Data records >>
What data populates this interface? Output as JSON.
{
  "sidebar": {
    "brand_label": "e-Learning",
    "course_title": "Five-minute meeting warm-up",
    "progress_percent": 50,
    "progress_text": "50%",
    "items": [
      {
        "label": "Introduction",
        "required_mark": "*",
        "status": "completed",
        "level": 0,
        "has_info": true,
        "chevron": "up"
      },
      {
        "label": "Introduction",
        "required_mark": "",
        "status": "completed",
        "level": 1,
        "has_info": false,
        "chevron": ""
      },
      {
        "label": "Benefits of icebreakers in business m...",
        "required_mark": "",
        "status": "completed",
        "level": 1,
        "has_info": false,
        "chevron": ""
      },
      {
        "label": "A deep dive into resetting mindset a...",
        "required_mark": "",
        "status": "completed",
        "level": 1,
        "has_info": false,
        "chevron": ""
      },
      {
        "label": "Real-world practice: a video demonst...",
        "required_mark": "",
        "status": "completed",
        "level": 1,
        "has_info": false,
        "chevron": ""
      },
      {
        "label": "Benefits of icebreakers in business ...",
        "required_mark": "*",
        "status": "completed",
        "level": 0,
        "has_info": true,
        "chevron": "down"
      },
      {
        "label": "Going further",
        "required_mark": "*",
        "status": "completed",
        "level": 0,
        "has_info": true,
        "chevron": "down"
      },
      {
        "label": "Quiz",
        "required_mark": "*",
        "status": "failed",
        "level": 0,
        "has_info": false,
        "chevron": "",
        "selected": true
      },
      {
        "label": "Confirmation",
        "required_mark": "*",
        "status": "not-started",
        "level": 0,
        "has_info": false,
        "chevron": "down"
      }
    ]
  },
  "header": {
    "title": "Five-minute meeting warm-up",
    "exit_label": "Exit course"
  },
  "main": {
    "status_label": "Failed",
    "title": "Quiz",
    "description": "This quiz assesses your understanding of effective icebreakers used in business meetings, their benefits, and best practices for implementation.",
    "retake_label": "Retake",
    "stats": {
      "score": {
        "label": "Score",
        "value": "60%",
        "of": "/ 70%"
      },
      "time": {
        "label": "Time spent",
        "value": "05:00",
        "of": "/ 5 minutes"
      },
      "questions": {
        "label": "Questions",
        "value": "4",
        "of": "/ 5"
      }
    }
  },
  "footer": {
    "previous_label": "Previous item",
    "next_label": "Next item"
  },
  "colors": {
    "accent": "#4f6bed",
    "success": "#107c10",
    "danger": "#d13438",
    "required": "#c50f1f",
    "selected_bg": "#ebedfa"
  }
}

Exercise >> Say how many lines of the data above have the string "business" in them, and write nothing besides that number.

Expected answer >> 3